Problem statement: Find how many lines in the data below include the word "value", then write only that number.

::: Dataset entries

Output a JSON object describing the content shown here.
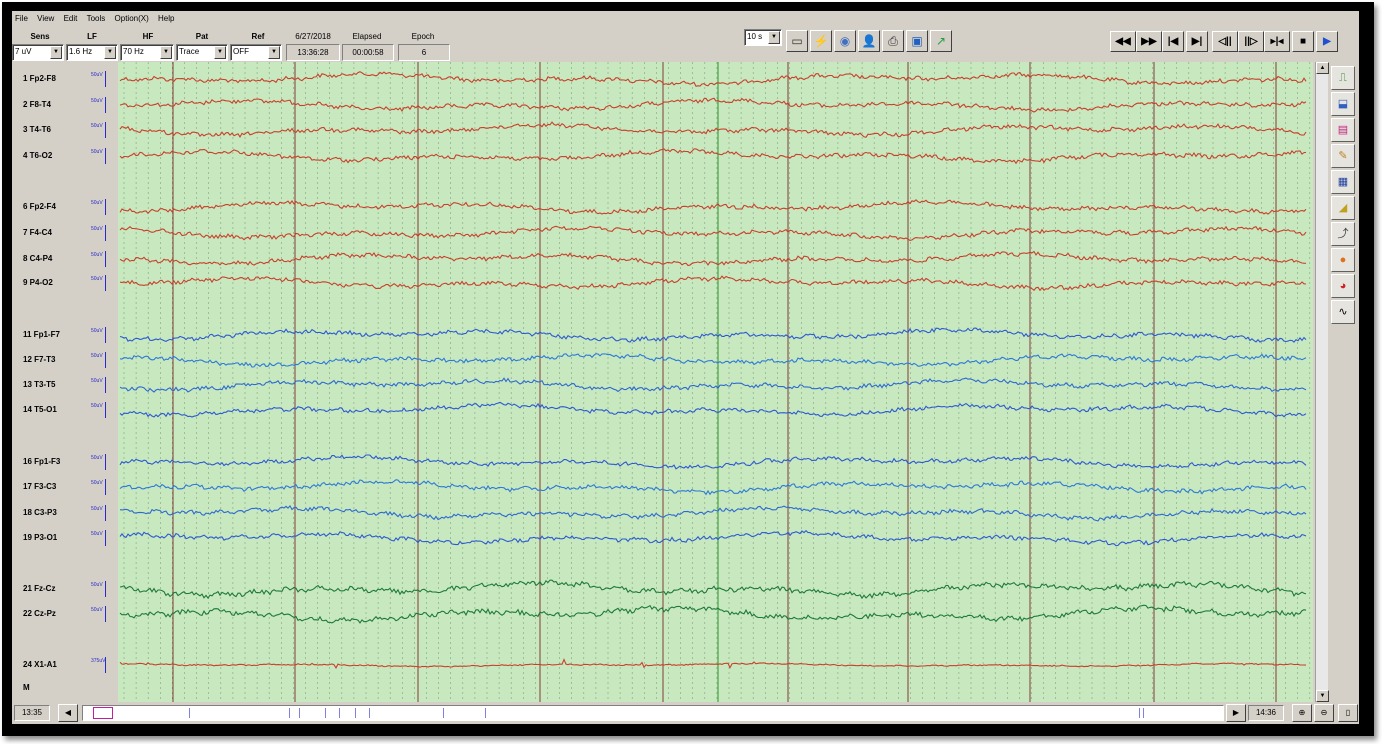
{
  "menu": [
    "File",
    "View",
    "Edit",
    "Tools",
    "Option(X)",
    "Help"
  ],
  "toolbar": {
    "sens": {
      "label": "Sens",
      "value": "7 uV"
    },
    "lf": {
      "label": "LF",
      "value": "1.6 Hz"
    },
    "hf": {
      "label": "HF",
      "value": "70 Hz"
    },
    "pat": {
      "label": "Pat",
      "value": "Trace"
    },
    "ref": {
      "label": "Ref",
      "value": "OFF"
    },
    "date": {
      "label": "6/27/2018",
      "value": "13:36:28"
    },
    "elapsed": {
      "label": "Elapsed",
      "value": "00:00:58"
    },
    "epoch": {
      "label": "Epoch",
      "value": "6"
    },
    "timebase": "10 s"
  },
  "channels": [
    {
      "label": "1  Fp2-F8",
      "scale": "50uV",
      "color": "#c8402a"
    },
    {
      "label": "2  F8-T4",
      "scale": "50uV",
      "color": "#c8402a"
    },
    {
      "label": "3  T4-T6",
      "scale": "50uV",
      "color": "#c8402a"
    },
    {
      "label": "4  T6-O2",
      "scale": "50uV",
      "color": "#c8402a"
    },
    {
      "label": "6  Fp2-F4",
      "scale": "50uV",
      "color": "#c8402a"
    },
    {
      "label": "7  F4-C4",
      "scale": "50uV",
      "color": "#c8402a"
    },
    {
      "label": "8  C4-P4",
      "scale": "50uV",
      "color": "#c8402a"
    },
    {
      "label": "9  P4-O2",
      "scale": "50uV",
      "color": "#c8402a"
    },
    {
      "label": "11  Fp1-F7",
      "scale": "50uV",
      "color": "#2c5ad0"
    },
    {
      "label": "12  F7-T3",
      "scale": "50uV",
      "color": "#2c7ad8"
    },
    {
      "label": "13  T3-T5",
      "scale": "50uV",
      "color": "#2c6ad0"
    },
    {
      "label": "14  T5-O1",
      "scale": "50uV",
      "color": "#2c5ad0"
    },
    {
      "label": "16  Fp1-F3",
      "scale": "50uV",
      "color": "#2c5ad0"
    },
    {
      "label": "17  F3-C3",
      "scale": "50uV",
      "color": "#2c7ad8"
    },
    {
      "label": "18  C3-P3",
      "scale": "50uV",
      "color": "#2c6ad0"
    },
    {
      "label": "19  P3-O1",
      "scale": "50uV",
      "color": "#2c5ad0"
    },
    {
      "label": "21  Fz-Cz",
      "scale": "50uV",
      "color": "#1e7a38"
    },
    {
      "label": "22  Cz-Pz",
      "scale": "50uV",
      "color": "#1e7a38"
    },
    {
      "label": "24  X1-A1",
      "scale": "375uV",
      "color": "#c8402a"
    }
  ],
  "marker_label": "M",
  "status": {
    "start_time": "13:35",
    "end_time": "14:36"
  },
  "colors": {
    "plot_bg": "#c8e8c0",
    "grid_dotted": "#6a8a6a",
    "second_line": "#7a2a2a"
  }
}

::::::

Answer section: 8